If the trauma to the head was severe, do not attempt to move the patient as the patient may have suffered neck injuries. If the bleeding is severe, try to arrest the bleeding by applying pressure to the wound. If the patient is suspected of having neck injuries, suffering from severe bleeding or lost consciousness, call an ambulance immediately. The number for an ambulance is .
If believed that the patient hasn’t suffered from significant neck injuries, is conscious and the bleeding is under control, remove any dangerous material from the immediate vicinity. Ask the patient for his/her name, current location and current day. This is to assess if the patient has potentially suffered a concussion. Note any nausea or disorientation.
When the tooth is located (if the tooth was dislodged), clean the tooth with pasteurised milk, and store in a container of pasteurised milk. If pasteurised milk is unavailable, rinse the tooth with saline/clean water/saliva and store the tooth in the patient’s mouth. If suitable, replant the tooth. Do not store in the patient’s mouth if there is a high risk of swallowing, such as with very young children or unconscious patients.
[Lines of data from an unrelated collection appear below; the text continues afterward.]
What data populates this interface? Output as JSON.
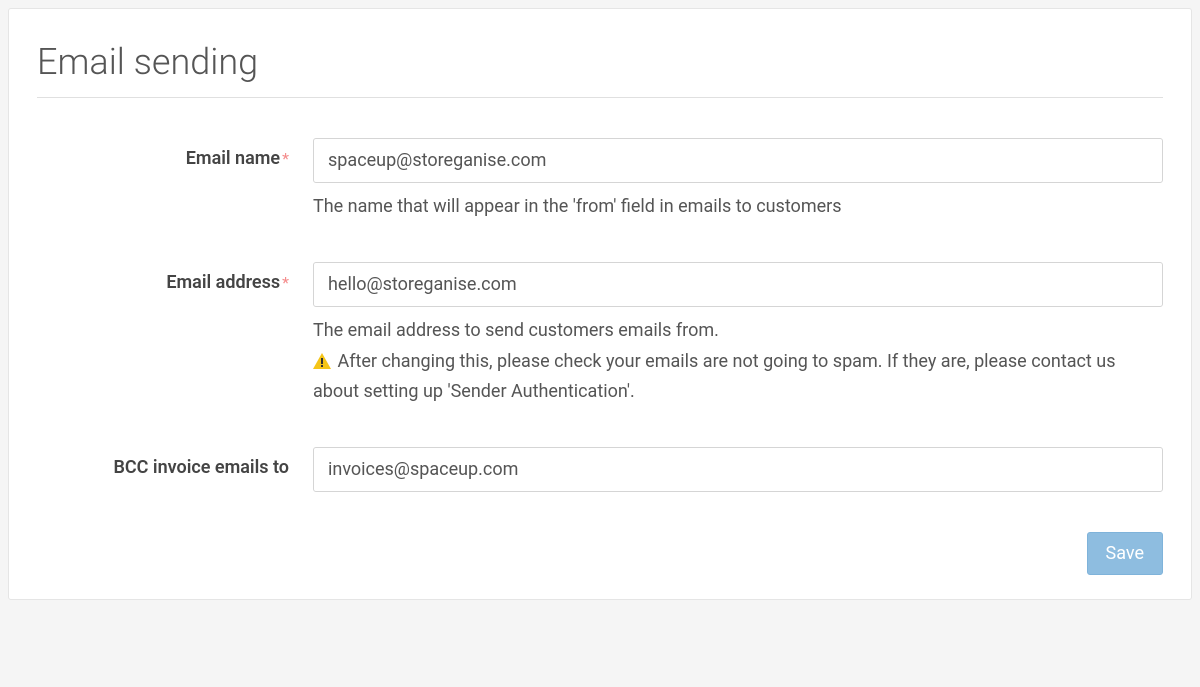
{
  "section": {
    "title": "Email sending"
  },
  "fields": {
    "emailName": {
      "label": "Email name",
      "required": "*",
      "value": "spaceup@storeganise.com",
      "help": "The name that will appear in the 'from' field in emails to customers"
    },
    "emailAddress": {
      "label": "Email address",
      "required": "*",
      "value": "hello@storeganise.com",
      "help1": "The email address to send customers emails from.",
      "help2": " After changing this, please check your emails are not going to spam. If they are, please contact us about setting up 'Sender Authentication'."
    },
    "bcc": {
      "label": "BCC invoice emails to",
      "value": "invoices@spaceup.com"
    }
  },
  "buttons": {
    "save": "Save"
  }
}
Once the tooth is cleaned and stored, contact your local dentist immediately. The odds of uncomplicated recovery and saving the tooth rapidly declines with time. If the tooth has been replanted or if the teeth appear to have moved, it is still strongly advised to consult a dentist as there are further potential issues such as:
- Fractured facial bones
- Alignment of teeth
- Debris in the wounds